- Third, the advertiser has to apply a "score" to each of the activities based on its relative importance to the engagement process. The highest number is a measure of positive engagement and the lower number an indicator of negligible engagement. For example, the consulting firm referenced above determined that getting someone to fill out a "contact me" form is the highest form of engagement, assigning this a 10 on a one-to-ten scale.

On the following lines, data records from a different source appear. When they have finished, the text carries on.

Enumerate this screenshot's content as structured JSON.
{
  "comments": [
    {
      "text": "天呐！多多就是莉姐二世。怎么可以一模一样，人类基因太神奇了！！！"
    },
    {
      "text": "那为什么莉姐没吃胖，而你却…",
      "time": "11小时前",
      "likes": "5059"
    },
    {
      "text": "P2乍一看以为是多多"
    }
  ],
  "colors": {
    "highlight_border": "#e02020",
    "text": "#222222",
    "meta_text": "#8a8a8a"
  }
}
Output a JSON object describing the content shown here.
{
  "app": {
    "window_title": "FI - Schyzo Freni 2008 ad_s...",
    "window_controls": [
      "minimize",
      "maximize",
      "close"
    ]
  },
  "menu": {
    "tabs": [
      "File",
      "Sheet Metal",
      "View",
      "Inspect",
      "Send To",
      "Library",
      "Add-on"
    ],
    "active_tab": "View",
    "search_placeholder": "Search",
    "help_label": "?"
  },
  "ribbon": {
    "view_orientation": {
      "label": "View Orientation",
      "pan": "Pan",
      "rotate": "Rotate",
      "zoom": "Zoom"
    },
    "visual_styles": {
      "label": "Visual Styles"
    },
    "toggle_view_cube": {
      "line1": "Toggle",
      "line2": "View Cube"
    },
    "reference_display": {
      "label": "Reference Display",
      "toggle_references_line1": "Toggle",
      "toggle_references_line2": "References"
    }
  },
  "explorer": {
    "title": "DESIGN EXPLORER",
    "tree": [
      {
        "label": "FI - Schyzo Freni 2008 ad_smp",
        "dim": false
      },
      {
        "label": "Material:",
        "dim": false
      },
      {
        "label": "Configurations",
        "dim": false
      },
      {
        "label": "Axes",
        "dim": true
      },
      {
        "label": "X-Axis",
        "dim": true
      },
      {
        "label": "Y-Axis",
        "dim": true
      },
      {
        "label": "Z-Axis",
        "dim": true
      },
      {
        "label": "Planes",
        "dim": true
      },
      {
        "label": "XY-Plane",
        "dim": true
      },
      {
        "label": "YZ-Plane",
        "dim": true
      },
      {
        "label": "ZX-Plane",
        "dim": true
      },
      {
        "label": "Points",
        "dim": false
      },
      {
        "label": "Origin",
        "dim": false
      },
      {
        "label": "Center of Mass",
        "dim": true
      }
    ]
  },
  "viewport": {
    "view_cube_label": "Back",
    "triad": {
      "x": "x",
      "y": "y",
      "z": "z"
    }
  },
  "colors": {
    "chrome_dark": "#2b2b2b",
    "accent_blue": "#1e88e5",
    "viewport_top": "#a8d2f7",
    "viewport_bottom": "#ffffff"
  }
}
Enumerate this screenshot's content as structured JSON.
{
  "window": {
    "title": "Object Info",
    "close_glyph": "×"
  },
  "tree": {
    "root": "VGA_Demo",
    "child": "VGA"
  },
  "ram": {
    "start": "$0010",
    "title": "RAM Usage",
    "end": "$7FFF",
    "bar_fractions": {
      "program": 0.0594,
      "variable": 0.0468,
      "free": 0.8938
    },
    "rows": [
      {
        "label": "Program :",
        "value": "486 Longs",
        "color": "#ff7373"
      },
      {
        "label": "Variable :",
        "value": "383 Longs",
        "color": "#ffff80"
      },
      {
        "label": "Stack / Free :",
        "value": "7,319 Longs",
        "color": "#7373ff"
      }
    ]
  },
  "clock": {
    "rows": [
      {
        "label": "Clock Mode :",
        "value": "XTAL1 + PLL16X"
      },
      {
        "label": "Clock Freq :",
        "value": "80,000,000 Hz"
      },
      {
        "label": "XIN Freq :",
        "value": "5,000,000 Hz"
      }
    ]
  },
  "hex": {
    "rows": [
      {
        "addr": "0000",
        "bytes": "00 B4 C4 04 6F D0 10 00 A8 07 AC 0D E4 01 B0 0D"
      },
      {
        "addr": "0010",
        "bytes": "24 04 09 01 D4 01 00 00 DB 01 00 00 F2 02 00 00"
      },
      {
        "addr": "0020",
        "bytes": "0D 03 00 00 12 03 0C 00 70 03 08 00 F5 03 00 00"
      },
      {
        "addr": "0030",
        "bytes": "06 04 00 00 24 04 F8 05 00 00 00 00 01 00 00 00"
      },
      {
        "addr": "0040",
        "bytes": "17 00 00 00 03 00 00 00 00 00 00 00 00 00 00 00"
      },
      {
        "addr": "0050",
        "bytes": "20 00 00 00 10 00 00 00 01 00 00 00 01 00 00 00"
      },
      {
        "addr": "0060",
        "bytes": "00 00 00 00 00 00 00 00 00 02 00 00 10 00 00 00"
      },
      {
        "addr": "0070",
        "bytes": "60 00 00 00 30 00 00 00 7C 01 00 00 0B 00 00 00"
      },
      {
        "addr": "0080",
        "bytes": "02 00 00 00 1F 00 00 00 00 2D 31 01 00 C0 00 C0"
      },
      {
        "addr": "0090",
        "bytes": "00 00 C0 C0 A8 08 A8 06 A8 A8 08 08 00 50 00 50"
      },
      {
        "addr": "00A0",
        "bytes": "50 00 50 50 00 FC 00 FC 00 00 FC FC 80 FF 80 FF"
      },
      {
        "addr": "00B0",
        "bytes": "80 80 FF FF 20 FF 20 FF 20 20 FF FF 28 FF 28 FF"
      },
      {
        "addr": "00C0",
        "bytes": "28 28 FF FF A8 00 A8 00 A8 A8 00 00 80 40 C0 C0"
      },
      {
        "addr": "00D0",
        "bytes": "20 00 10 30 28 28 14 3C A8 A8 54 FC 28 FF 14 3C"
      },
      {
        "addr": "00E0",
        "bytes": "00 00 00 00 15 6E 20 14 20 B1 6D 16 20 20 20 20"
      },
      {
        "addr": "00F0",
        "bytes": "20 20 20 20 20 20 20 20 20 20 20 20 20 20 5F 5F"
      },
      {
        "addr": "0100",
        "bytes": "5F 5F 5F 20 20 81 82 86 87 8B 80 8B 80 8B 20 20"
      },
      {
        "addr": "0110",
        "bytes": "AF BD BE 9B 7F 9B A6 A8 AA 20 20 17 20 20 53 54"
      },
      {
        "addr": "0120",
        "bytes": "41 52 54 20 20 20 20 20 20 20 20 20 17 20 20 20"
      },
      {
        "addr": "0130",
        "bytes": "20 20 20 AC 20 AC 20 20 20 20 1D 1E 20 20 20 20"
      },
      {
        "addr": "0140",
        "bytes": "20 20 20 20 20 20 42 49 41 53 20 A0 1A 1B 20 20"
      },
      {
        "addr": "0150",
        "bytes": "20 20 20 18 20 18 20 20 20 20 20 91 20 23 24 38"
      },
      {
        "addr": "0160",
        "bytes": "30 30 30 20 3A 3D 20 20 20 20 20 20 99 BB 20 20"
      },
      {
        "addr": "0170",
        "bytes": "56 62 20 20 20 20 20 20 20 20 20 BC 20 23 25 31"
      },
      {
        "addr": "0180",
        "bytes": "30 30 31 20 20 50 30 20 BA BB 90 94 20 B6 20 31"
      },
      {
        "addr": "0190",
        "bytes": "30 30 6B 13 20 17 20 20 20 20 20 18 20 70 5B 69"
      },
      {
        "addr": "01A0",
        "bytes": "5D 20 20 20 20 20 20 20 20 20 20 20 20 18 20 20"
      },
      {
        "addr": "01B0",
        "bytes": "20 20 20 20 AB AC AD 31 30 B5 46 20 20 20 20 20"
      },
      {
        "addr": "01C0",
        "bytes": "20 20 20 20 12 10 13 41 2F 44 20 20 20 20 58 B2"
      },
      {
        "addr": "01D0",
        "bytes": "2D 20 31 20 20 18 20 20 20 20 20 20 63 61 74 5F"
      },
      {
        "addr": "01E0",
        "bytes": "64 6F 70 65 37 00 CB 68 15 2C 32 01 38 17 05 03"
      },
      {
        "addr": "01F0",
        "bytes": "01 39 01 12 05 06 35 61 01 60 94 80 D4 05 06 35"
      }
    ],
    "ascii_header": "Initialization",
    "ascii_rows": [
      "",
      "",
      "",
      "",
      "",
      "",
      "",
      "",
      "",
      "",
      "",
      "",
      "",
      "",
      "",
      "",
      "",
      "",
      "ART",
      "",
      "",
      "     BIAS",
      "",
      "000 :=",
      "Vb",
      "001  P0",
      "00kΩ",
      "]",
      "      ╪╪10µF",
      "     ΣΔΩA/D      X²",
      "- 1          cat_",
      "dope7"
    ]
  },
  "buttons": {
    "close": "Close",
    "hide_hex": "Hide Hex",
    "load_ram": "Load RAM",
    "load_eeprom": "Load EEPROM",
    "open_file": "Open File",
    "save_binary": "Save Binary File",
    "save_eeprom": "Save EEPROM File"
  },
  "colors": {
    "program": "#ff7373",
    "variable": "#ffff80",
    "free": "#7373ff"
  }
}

With this information, visitors to the site are evaluated for their depth of engagement by adding up the points of the activities they engage in on the page. This level of engagement, or Quality of Visit score, is then evaluated against the cost of the keywords from the search engines that drove the traffic to the site. A keyword like "consulting services" might drive relatively benign visitor quality, while a keyword like "B2B consulting service in New York" might drive very high-quality visitors. This information is used to evaluate the relative expense of each of the various keywords being bid, providing a way to measure effectiveness of keywords and campaigns in paid search for non-e-commerce companies.
This technique is being used by many high-tech companies (selling enterprise software and services), CPGs (measuring brand awareness), automobile manufacturers (looking at how well they drive deals to distributors) and consulting firms. Leveraging these techniques is necessary to show the company the effectiveness of search programs in providing leads to a sales funnel that has more complexity than those in the traditional retail space.
Craig Macdonald is the vice president of marketing, alliances and product management for SEMDirector Inc., a San Diego, Calif.-based provider of search marketing automation software. Reach him at email@example.com